The breed was approved in its home country Italy in 1940 and internationally only few decades later. The amount of annual registrations of Cirneco dell’Etna dogs has decreased in Italy since the popular years of the 80’s and 90’s; during the last 10 years, an average of just over 100 Cirnecos have been registered annually. Equal amount of Cirnecos is born outside Italy each year. Luckily the breed has an open studbook in its home country and unregistered individuals can be brought in the breed.

Before assessing the breed’s genetic diversity with MyDogDNA, we did not know what the actual genetic variation in the breed was. In the past, there had been many popular sires and inbreeding due to the fact that the Cirnecos were bred by hunters that did not much collaborate with one another. In most cases, they bred their own dogs without taking into consideration the close kinship of the dogs. In addition, only few of the hunters were registering their dogs to the Italian Kennel Club. Even today, there probably are twice as much unregistered Cirnecos in Sicily than registered ones.

The Cirneco dell’Etna breed arrived to Finland about 20 years ago, and currently it is the home country for about 250 Cirnecos. I and my mother Erja started our Cirneco hobby among the first ones on the 90’s and our first litter was born in the year 2000. So far we have had 14 Cirneco litters. Our foundation dam is represented in the pedigrees of most Cirnecos born in Finland. At least one of the parents of most of our litters is an import dog, or a sire living abroad, although our latest litter introduces the fifth generation of our breeding work. Few other breeders have also imported dogs to Finland and the Finnish breeders can use most of the same registered lines as the Italian breeders.
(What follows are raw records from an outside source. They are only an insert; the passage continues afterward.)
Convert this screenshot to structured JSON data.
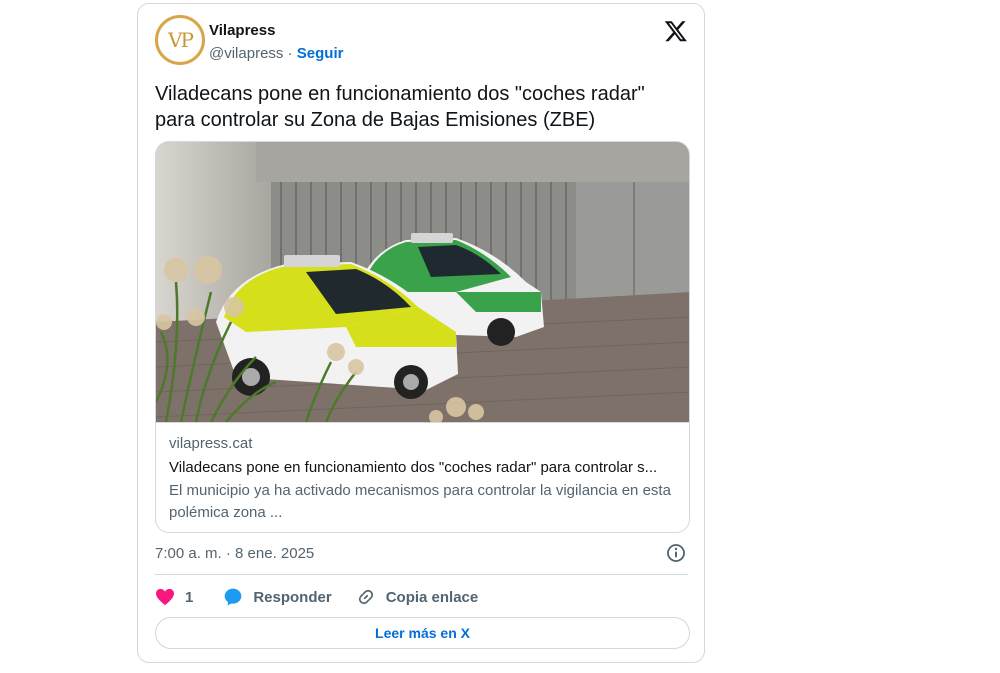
{
  "header": {
    "avatar_text": "VP",
    "name": "Vilapress",
    "handle": "@vilapress",
    "separator": " · ",
    "follow_label": "Seguir"
  },
  "tweet": {
    "text": "Viladecans pone en funcionamiento dos \"coches radar\" para controlar su Zona de Bajas Emisiones (ZBE)"
  },
  "link_card": {
    "domain": "vilapress.cat",
    "title": "Viladecans pone en funcionamiento dos \"coches radar\" para controlar s...",
    "description": "El municipio ya ha activado mecanismos para controlar la vigilancia en esta polémica zona ...",
    "image_alt": "Two radar cars, one yellow and one green, parked in front of a garage door"
  },
  "meta": {
    "timestamp": "7:00 a. m. · 8 ene. 2025"
  },
  "actions": {
    "like_count": "1",
    "reply_label": "Responder",
    "copy_label": "Copia enlace"
  },
  "read_more_label": "Leer más en X",
  "colors": {
    "accent": "#006fd6",
    "like": "#f91880",
    "reply": "#1d9bf0",
    "border": "#cfd9de",
    "secondary_text": "#536471"
  }
}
Watching back and inspecting the Cirneco pedigrees breaks out cold sweat – same foundation dogs can be found in the pedigrees of most dogs, even though the first four-five generations would be different. Based on this observation, one might assume that the gene pool would be quite narrowed in the breed. The genetic diversity analysis included in MyDogDNA has given us an answer and the answer is reassuring. Based on over 50 MyDogDNA tested Cirnecos (of which most come from Finland), the median diversity of the Cirneco dell’Etna breed is 34.0 %. It is more than, e.g., of the ”Ancient dog breeds” breed group (31.9 %), but less than the median of all tested dogs (including mixed-breed dogs), 34.6 %. Therefore, our breed seems to have quite a lot genetic variation.

We have now tested eight Cirnecos from eight different litters and six imported dogs. In addition, we have tested one Italian Greyhound. Some of these tested dogs are not used in breeding. Nevertheless, we have wanted to test them to gain fully comprehensive information about the genetic variation and health in the Cirnecos of our kennel. In the future, we will be testing more dogs from our breeding. The Genetic Health Index (GHI) varies from 97 to 114 and heterozygosity between 29.6 – 39.7 %. High coefficient of inbreeding correlates clearly with low GHI and low genetic variation. However, the inbreeding coefficient does not reveal the actual genes the dogs have inherited from their ancestors. Therefore, we utilize the MyDogDNA Breeder Tool that allows us compare our breeding dogs to other Cirnecos in the Breeder Tool. The tool enables looking for as genetically diverse combinations as possible, if both potential parents are MyDogDNA tested, although we naturally take many other criteria in consideration when selecting breeding partners. 

My latest personal inspiration in the MyDogDNA test is the set for coat color tests. The Cirnecos are roughly all of the same color, when viewed with the naked eye: Yellowish-brown dogs, nose and skin included. Through MyDogDNA, I have learned that not all Cirnecos are so-called recessive red. Recessive red is common in the breed and hides other genetic colors and patterns of the other loci in the dog appearance.  A recessive red dog can therefore carry many other colors and the offspring can manifest them if their E loci contain some other than two e alleles. For example, we have encountered results with Em and E alleles in few our dogs. In addition, all Cirnecos carry b dilution that turns all black to brown. Genotypes associated to mask or sable could probably not be distinguished from recessive red, but the Cirnecos carry KB allele in the K locus that would cause liver brown color with b dilution. We have also seen few dogs carrying tan points and they are all related to one another. In the future, we can make use of the MyDogDNA test to avoid combining two tan point carriers or dogs with E alleles for not to have unwanted colors in the litter.